SUPPLIED INFORMATION:
§
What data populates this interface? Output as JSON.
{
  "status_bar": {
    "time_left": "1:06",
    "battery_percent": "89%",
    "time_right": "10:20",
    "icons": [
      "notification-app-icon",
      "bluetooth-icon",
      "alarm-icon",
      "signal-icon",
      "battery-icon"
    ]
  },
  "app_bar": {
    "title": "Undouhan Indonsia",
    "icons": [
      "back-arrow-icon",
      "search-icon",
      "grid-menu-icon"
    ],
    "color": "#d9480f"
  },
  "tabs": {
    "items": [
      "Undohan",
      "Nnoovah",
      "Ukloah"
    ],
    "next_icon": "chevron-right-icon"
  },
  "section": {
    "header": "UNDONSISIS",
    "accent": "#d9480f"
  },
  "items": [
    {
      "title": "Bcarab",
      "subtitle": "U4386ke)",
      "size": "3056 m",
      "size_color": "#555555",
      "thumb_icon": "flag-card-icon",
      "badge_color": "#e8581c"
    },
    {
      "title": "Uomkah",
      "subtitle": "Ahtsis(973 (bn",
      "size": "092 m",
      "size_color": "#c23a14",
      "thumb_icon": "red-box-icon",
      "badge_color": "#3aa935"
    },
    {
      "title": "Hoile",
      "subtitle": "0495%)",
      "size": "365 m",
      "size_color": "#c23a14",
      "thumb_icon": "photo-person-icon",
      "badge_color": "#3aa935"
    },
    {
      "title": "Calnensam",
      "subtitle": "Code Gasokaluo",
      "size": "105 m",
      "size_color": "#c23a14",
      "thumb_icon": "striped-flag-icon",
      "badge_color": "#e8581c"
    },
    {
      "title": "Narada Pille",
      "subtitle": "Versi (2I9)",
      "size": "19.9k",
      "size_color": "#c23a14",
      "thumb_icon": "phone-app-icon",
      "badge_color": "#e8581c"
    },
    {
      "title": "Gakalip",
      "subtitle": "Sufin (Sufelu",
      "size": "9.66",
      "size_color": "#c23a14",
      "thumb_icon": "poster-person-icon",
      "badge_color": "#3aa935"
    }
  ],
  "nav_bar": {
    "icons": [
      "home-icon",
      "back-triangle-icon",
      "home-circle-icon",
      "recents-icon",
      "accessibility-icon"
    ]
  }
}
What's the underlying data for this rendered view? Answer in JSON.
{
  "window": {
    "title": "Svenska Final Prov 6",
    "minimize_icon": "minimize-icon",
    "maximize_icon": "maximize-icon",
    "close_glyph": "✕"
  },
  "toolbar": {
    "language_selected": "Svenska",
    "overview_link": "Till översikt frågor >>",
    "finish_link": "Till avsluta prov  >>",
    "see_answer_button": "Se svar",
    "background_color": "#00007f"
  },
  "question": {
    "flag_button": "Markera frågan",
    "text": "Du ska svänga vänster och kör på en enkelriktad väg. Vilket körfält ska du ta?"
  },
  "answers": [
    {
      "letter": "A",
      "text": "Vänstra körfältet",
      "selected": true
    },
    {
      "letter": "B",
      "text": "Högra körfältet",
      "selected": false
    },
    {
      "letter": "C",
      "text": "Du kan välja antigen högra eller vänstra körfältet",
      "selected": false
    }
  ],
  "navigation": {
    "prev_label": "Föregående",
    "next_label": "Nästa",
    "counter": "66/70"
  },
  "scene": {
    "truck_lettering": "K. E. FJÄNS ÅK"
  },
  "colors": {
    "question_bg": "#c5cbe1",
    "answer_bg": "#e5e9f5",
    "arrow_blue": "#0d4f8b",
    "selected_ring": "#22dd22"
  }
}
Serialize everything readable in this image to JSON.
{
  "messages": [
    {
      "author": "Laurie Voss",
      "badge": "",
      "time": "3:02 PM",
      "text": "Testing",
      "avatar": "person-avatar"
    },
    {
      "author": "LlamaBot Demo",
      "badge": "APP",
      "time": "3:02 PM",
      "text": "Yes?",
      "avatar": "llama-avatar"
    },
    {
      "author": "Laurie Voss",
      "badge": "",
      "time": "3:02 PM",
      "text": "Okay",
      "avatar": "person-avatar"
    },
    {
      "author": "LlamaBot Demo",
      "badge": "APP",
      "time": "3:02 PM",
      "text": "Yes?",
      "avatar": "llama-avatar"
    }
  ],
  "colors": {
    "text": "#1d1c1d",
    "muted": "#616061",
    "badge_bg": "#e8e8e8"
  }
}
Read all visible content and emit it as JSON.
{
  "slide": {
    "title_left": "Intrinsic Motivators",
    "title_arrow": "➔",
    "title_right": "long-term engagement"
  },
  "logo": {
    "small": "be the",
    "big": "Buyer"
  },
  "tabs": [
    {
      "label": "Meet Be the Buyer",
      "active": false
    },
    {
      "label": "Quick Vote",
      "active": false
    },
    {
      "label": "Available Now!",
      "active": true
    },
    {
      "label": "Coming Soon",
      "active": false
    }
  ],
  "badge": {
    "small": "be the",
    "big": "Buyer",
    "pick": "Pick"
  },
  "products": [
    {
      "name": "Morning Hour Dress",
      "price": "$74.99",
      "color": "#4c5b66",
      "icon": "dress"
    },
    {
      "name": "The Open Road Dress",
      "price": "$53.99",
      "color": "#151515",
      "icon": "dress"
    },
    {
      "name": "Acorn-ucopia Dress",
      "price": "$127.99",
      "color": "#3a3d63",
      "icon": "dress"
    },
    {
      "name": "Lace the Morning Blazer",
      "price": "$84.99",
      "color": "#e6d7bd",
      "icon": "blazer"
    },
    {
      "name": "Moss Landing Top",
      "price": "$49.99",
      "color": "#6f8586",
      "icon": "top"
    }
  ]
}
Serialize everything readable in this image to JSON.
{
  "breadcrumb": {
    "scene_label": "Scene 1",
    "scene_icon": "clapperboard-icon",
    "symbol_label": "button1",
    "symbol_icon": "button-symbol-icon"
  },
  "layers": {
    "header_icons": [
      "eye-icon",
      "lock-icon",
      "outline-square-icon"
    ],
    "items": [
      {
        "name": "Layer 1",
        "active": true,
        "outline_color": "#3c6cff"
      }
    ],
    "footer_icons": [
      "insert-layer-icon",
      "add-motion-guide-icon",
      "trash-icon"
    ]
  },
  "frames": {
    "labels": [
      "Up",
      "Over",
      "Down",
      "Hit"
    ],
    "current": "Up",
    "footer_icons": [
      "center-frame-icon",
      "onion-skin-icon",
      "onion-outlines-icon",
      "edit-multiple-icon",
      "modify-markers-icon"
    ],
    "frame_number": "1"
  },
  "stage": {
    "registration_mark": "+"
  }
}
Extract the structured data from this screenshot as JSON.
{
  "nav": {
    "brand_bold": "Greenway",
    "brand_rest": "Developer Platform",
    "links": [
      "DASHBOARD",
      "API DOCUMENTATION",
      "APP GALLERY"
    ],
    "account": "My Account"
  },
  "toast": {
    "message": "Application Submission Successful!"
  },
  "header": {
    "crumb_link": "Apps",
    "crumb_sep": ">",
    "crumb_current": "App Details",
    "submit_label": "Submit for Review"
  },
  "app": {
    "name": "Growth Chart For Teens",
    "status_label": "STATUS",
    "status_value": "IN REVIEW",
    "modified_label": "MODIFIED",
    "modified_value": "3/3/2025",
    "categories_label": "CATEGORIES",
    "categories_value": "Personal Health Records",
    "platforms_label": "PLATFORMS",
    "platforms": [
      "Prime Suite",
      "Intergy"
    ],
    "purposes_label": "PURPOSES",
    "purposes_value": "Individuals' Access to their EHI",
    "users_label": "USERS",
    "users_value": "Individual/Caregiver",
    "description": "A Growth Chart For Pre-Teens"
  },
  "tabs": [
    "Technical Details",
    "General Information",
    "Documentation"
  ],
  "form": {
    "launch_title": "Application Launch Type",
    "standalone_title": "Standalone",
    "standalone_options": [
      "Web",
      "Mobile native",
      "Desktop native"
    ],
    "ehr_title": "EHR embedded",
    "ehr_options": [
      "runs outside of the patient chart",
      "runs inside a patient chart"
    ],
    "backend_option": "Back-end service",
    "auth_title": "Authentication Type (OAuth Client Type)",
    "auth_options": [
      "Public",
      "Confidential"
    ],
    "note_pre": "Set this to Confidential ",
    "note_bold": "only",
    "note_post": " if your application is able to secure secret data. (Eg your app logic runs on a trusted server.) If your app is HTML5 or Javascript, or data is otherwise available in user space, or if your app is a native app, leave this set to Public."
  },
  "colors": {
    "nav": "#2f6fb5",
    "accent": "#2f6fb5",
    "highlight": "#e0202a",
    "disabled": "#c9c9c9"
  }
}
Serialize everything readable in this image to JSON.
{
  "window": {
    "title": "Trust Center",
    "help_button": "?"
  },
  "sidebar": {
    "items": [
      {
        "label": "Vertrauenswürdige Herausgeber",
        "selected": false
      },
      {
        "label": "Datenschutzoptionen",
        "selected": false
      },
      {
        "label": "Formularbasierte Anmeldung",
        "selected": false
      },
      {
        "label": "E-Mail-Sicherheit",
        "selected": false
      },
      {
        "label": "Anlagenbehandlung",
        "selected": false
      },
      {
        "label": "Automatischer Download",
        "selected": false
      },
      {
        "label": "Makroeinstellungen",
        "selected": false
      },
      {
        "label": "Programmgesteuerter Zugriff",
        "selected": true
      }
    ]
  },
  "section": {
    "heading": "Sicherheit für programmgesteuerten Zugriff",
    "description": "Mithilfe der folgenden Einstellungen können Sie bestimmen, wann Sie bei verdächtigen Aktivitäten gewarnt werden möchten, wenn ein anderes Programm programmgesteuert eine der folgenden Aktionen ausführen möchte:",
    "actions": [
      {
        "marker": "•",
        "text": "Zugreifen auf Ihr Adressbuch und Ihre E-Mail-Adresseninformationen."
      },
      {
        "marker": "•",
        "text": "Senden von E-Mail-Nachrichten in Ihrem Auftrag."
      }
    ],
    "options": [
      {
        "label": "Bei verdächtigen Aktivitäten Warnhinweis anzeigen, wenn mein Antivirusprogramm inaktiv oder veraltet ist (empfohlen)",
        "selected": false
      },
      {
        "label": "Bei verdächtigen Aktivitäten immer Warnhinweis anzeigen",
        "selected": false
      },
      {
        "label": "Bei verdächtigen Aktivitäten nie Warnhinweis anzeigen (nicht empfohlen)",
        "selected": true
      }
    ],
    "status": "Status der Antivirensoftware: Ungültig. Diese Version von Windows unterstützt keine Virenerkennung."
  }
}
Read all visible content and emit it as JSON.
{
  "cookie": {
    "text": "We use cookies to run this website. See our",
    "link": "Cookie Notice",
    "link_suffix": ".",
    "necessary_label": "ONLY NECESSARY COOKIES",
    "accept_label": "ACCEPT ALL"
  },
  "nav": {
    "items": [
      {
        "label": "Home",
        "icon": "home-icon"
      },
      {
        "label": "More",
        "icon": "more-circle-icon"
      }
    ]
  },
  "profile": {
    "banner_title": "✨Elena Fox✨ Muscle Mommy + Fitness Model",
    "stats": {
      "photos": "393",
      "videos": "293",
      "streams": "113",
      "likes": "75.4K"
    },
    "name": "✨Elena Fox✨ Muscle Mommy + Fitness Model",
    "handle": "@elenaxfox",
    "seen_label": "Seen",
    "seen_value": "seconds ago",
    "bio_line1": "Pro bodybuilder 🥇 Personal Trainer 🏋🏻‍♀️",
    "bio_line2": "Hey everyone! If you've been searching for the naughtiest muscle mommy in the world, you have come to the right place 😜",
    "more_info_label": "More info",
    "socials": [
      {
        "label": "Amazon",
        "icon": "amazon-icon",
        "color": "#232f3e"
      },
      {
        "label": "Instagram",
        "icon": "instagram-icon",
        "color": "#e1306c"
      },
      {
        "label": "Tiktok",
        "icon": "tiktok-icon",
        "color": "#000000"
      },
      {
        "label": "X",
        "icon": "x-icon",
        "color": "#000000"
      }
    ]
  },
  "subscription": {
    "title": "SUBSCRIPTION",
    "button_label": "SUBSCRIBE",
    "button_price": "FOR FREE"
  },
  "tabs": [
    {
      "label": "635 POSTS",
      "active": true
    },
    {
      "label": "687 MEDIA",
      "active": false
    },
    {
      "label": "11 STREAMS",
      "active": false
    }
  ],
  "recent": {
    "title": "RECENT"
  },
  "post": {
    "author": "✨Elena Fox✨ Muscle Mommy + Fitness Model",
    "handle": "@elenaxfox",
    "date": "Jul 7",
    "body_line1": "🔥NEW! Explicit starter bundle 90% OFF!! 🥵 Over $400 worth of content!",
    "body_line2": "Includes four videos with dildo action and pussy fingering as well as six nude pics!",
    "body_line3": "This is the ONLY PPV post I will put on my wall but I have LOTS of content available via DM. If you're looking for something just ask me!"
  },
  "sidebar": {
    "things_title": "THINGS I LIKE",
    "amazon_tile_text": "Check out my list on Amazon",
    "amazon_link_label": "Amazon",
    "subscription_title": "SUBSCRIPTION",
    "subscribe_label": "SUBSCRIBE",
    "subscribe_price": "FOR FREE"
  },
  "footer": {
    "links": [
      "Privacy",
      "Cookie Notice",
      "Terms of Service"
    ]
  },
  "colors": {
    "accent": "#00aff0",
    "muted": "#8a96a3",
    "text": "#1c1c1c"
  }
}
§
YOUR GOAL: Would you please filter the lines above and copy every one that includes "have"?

RESULT BELOW:
    "bio_line2": "Hey everyone! If you've been searching for the naughtiest muscle mommy in the world, you have come to the right place 😜",
    "body_line3": "This is the ONLY PPV post I will put on my wall but I have LOTS of content available via DM. If you're looking for something just ask me!"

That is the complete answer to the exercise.